#### RECORDS FOR THIS TASK

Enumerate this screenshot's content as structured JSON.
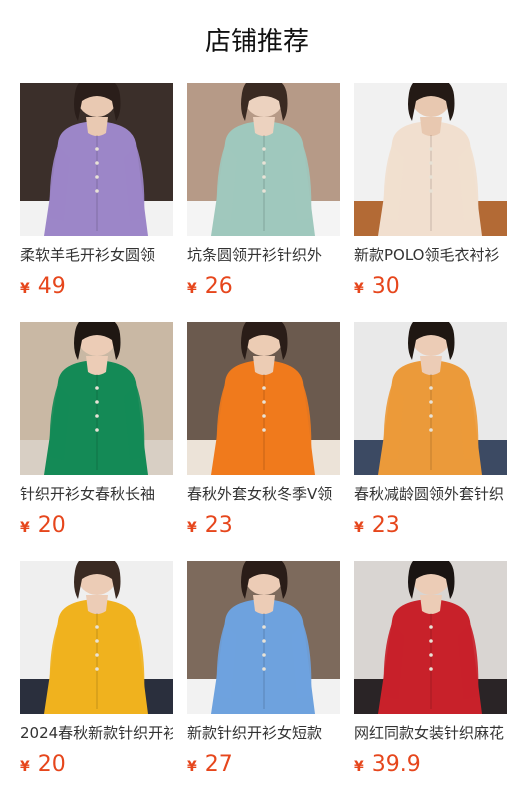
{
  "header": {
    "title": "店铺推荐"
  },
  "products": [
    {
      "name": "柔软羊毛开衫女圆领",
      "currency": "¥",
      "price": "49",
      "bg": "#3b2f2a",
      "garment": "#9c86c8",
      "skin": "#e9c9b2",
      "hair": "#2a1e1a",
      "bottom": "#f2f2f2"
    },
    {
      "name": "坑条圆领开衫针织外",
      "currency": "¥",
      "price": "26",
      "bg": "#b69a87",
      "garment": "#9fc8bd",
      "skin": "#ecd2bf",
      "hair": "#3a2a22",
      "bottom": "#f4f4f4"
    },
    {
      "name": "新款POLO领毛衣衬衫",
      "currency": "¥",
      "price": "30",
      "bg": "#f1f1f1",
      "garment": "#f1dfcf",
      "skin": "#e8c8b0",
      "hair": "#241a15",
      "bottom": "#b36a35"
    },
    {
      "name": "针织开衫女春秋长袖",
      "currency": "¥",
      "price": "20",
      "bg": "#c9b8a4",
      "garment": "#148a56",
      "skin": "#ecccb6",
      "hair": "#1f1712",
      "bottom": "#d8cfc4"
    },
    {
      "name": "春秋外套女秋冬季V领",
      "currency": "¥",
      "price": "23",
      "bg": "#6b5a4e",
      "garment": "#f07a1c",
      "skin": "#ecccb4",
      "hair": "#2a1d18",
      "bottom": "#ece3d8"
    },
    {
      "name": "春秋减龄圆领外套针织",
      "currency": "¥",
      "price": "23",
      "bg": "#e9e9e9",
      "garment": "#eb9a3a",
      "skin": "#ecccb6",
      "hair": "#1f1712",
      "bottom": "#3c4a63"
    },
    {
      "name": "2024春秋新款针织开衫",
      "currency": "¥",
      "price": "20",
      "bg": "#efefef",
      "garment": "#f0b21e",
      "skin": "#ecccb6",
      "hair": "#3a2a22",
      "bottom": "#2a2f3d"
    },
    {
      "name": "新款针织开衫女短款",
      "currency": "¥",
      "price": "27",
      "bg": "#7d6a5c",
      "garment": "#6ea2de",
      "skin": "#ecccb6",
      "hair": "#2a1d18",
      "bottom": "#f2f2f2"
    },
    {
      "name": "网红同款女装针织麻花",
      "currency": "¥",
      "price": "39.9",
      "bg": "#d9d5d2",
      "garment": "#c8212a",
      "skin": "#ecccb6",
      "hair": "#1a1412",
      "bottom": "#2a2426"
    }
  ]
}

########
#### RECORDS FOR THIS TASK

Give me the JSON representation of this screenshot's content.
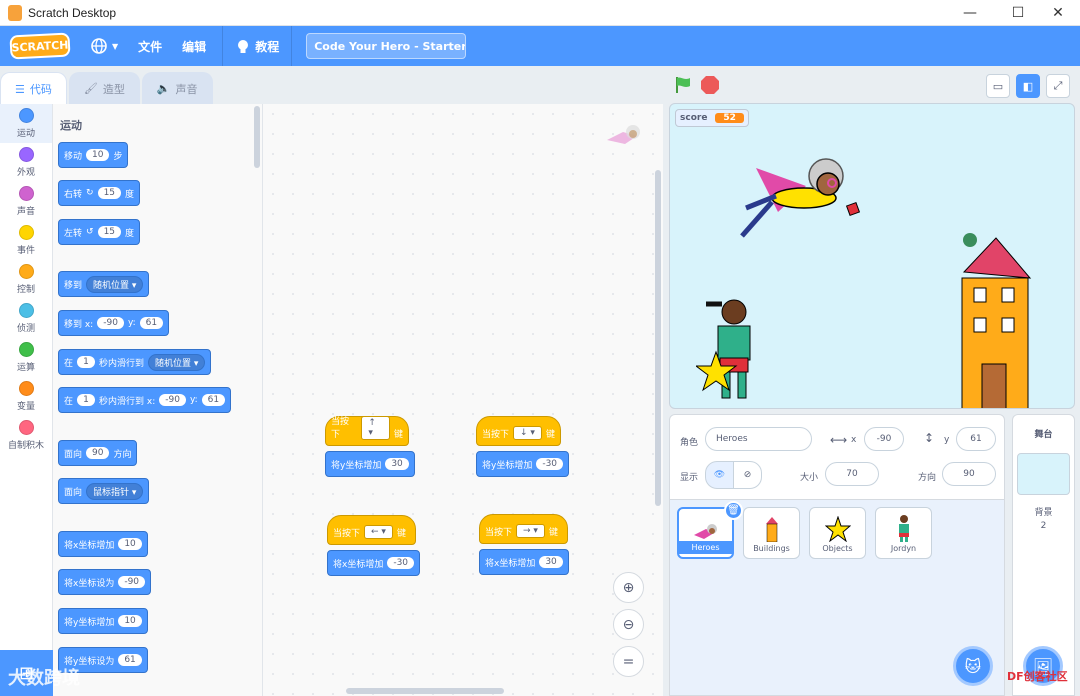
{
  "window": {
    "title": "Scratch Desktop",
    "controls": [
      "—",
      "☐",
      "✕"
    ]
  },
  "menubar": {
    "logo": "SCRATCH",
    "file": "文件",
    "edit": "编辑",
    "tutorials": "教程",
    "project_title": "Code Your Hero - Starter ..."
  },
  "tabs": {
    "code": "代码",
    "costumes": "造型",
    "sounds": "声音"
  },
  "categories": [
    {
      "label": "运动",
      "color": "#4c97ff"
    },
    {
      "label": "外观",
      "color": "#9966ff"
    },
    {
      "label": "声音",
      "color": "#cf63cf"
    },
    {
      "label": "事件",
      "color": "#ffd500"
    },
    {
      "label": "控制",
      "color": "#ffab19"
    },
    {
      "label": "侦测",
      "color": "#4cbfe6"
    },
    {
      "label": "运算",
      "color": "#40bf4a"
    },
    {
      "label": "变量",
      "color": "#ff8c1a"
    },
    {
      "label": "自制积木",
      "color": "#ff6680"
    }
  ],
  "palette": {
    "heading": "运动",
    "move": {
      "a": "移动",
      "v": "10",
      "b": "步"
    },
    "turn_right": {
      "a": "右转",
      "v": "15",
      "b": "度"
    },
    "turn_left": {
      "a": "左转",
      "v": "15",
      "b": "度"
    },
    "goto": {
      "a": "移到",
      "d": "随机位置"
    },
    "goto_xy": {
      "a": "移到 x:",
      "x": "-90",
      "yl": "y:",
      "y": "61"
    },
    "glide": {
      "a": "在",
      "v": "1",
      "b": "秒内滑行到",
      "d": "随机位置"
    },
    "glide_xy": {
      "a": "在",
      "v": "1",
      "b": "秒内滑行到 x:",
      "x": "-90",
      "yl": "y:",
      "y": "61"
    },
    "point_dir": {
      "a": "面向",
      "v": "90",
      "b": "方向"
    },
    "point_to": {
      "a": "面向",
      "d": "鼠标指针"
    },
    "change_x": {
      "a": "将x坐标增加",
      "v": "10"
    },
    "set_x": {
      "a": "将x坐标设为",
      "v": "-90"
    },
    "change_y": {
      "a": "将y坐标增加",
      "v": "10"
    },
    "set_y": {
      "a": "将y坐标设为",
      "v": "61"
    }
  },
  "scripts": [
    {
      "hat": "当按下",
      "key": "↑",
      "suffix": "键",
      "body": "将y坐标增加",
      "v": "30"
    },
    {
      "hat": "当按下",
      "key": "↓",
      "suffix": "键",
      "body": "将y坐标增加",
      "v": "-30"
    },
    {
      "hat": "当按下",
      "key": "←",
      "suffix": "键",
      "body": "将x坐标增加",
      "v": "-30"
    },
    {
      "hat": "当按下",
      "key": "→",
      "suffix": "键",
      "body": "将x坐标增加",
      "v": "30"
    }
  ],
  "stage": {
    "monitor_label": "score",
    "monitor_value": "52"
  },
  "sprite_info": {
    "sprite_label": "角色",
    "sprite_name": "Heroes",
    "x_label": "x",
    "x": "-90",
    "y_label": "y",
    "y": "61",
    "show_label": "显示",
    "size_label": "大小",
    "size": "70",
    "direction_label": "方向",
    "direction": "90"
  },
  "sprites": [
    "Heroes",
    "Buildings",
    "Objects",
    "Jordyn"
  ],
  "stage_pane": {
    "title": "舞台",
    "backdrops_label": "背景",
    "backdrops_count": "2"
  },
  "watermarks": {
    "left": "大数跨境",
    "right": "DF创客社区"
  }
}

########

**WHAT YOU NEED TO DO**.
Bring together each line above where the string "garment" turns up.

**REPLY**.
      "garment": "#9c86c8",
      "garment": "#9fc8bd",
      "garment": "#f1dfcf",
      "garment": "#148a56",
      "garment": "#f07a1c",
      "garment": "#eb9a3a",
      "garment": "#f0b21e",
      "garment": "#6ea2de",
      "garment": "#c8212a",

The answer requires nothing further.